-- Opening Marker --

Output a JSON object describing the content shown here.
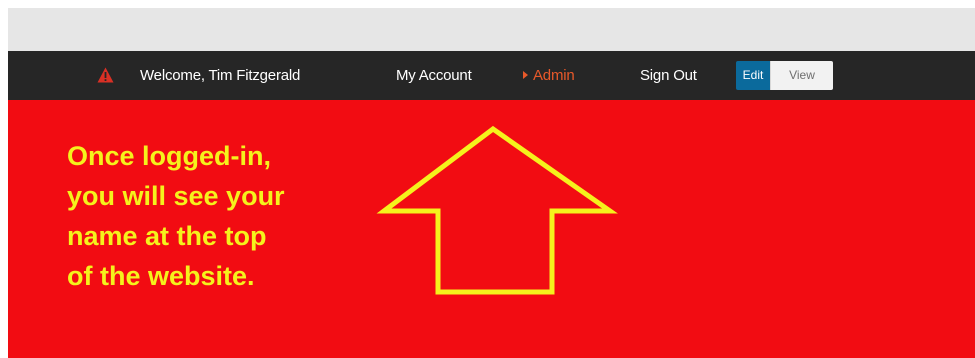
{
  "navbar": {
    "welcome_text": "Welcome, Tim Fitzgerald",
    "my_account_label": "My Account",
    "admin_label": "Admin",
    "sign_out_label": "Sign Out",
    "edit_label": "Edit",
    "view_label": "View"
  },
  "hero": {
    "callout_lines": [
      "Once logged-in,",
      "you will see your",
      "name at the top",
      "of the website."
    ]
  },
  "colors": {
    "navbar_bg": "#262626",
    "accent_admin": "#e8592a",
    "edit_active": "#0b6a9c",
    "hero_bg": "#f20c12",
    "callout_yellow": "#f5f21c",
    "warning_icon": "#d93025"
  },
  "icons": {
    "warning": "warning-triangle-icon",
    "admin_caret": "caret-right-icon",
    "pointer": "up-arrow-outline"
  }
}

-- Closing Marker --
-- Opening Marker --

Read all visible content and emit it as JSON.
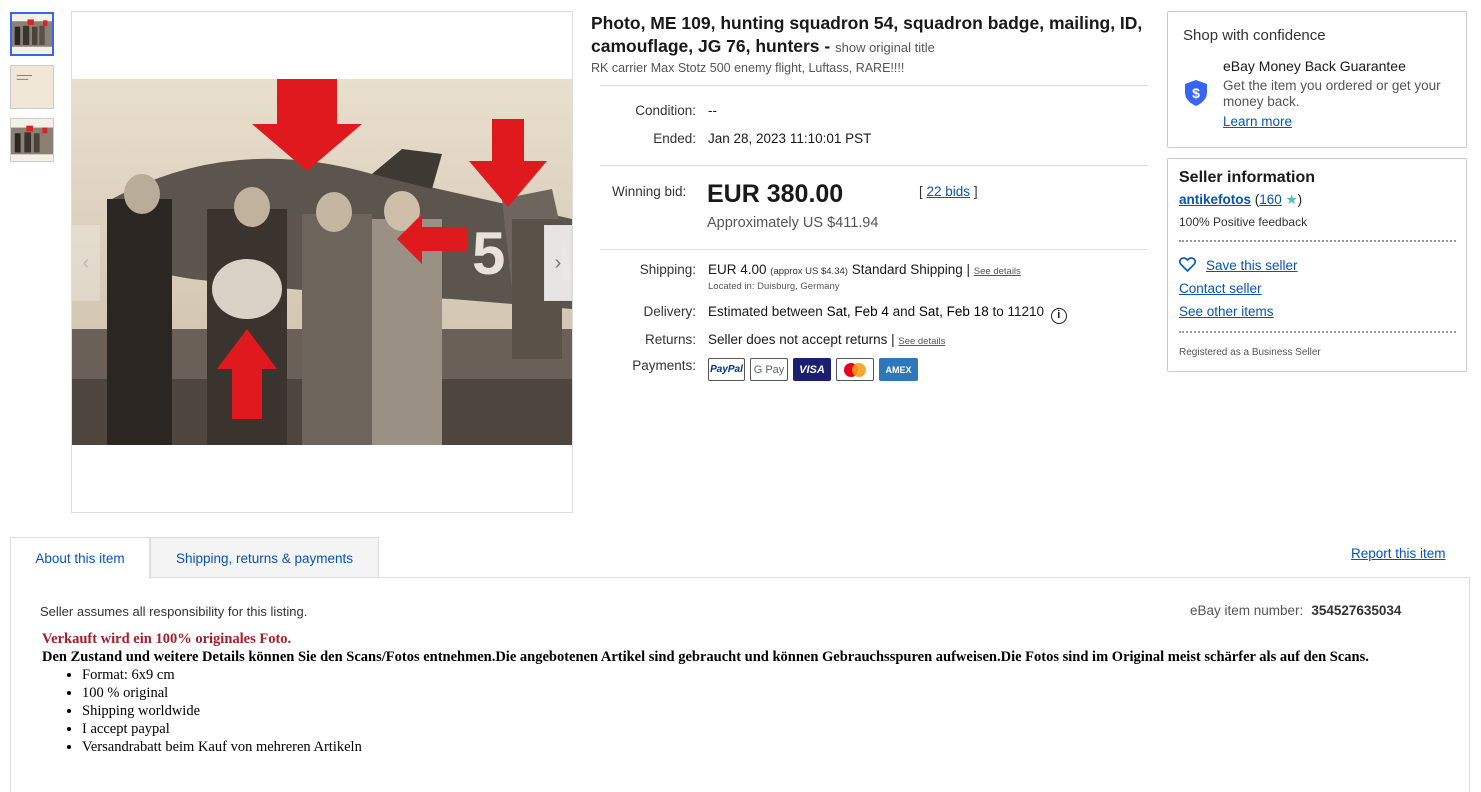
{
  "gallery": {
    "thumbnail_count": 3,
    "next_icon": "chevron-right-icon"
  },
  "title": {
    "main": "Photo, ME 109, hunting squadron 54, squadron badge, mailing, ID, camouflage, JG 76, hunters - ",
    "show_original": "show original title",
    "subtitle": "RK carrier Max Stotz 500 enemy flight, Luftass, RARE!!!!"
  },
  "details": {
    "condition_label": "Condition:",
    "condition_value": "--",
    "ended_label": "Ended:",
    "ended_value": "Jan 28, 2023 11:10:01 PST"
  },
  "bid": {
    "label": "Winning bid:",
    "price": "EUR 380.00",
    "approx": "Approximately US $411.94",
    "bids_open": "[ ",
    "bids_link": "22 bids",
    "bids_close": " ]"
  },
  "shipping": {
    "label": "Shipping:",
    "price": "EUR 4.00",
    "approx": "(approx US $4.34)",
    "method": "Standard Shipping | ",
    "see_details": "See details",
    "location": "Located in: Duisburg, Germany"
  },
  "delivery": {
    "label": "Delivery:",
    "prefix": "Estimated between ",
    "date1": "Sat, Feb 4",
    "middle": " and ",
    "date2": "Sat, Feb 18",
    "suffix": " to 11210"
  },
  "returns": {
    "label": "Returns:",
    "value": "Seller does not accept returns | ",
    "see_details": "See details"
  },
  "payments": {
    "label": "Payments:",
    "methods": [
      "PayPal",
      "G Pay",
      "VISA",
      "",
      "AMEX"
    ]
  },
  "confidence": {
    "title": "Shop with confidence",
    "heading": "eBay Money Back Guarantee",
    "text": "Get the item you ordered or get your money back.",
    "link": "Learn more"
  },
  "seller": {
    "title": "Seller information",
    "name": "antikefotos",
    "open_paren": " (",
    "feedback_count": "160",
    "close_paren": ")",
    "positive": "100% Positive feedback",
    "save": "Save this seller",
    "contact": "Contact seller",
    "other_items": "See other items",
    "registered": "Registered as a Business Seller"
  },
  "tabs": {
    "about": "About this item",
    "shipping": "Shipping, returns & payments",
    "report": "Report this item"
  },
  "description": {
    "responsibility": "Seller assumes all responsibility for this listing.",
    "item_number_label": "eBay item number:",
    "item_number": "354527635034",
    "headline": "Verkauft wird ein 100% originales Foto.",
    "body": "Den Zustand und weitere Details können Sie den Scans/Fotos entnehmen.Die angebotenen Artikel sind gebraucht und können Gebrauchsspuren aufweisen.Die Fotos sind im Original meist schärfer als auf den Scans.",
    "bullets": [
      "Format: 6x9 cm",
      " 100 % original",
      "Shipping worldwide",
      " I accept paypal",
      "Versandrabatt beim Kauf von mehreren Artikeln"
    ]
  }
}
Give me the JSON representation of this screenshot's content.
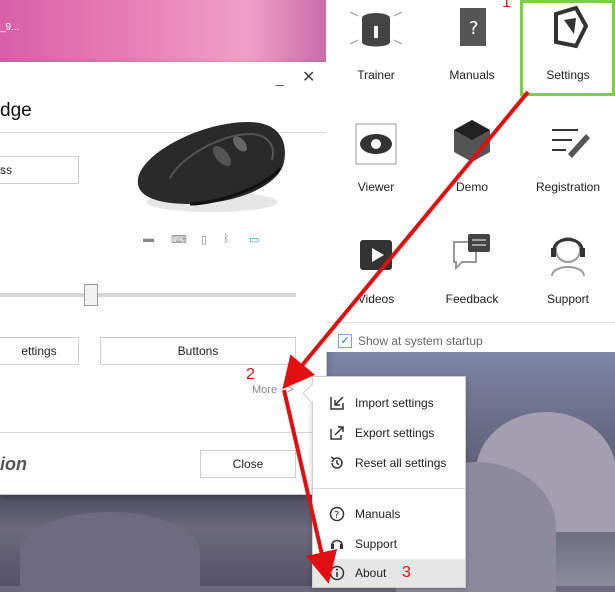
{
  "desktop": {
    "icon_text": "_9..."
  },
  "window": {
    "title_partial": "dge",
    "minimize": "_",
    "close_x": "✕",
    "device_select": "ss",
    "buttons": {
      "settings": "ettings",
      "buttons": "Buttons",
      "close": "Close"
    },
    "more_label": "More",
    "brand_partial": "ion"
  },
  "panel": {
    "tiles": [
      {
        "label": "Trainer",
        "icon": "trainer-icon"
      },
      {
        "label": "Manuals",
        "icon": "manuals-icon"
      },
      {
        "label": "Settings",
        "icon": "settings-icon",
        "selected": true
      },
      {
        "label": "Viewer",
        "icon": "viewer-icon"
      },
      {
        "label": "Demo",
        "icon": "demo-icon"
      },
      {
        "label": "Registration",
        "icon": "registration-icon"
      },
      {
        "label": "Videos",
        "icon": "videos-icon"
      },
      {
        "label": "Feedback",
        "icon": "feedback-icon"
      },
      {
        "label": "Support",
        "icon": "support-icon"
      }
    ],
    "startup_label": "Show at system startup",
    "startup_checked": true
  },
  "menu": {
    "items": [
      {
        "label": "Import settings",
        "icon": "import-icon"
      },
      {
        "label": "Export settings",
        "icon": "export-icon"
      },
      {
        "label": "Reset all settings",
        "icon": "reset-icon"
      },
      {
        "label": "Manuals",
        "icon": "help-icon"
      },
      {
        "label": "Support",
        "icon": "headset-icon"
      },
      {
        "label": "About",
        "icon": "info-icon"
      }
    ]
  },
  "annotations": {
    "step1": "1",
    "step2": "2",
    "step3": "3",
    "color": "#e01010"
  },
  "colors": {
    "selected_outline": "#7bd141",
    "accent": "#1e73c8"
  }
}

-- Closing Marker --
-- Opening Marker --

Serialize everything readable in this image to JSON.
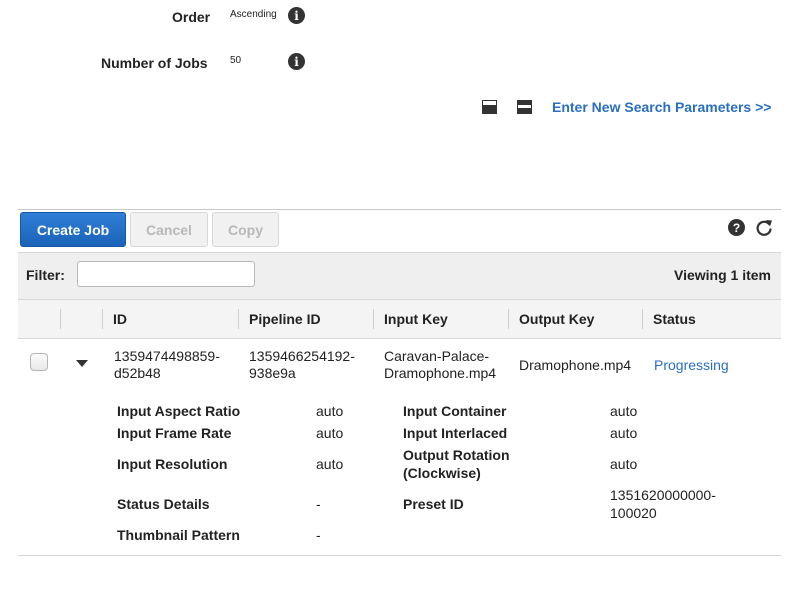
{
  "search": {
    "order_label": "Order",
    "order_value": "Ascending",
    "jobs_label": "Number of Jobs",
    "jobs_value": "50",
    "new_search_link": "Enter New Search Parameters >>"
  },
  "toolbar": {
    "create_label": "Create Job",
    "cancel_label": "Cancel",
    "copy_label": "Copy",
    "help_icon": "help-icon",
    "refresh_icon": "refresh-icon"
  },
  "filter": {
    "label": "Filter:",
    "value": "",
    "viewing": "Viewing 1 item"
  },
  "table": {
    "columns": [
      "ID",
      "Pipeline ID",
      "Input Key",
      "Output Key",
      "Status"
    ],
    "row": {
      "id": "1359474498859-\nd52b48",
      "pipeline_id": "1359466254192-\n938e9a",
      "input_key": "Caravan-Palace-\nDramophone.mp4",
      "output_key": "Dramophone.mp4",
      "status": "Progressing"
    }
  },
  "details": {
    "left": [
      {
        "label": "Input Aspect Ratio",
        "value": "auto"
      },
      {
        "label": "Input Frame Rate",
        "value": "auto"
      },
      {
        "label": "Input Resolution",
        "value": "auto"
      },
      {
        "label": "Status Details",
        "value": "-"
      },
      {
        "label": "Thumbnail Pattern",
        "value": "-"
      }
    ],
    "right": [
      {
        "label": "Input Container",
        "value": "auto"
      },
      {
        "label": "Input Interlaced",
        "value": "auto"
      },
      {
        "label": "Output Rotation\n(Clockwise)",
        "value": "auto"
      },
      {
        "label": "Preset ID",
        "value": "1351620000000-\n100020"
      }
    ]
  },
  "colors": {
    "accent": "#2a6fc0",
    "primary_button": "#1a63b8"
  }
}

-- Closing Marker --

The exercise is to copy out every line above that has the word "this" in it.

Result below:
    "save": "Save this seller",
    "about": "About this item",
    "report": "Report this item"
    "responsibility": "Seller assumes all responsibility for this listing.",
Give me the JSON representation of this screenshot's content.
Serialize everything readable in this image to JSON.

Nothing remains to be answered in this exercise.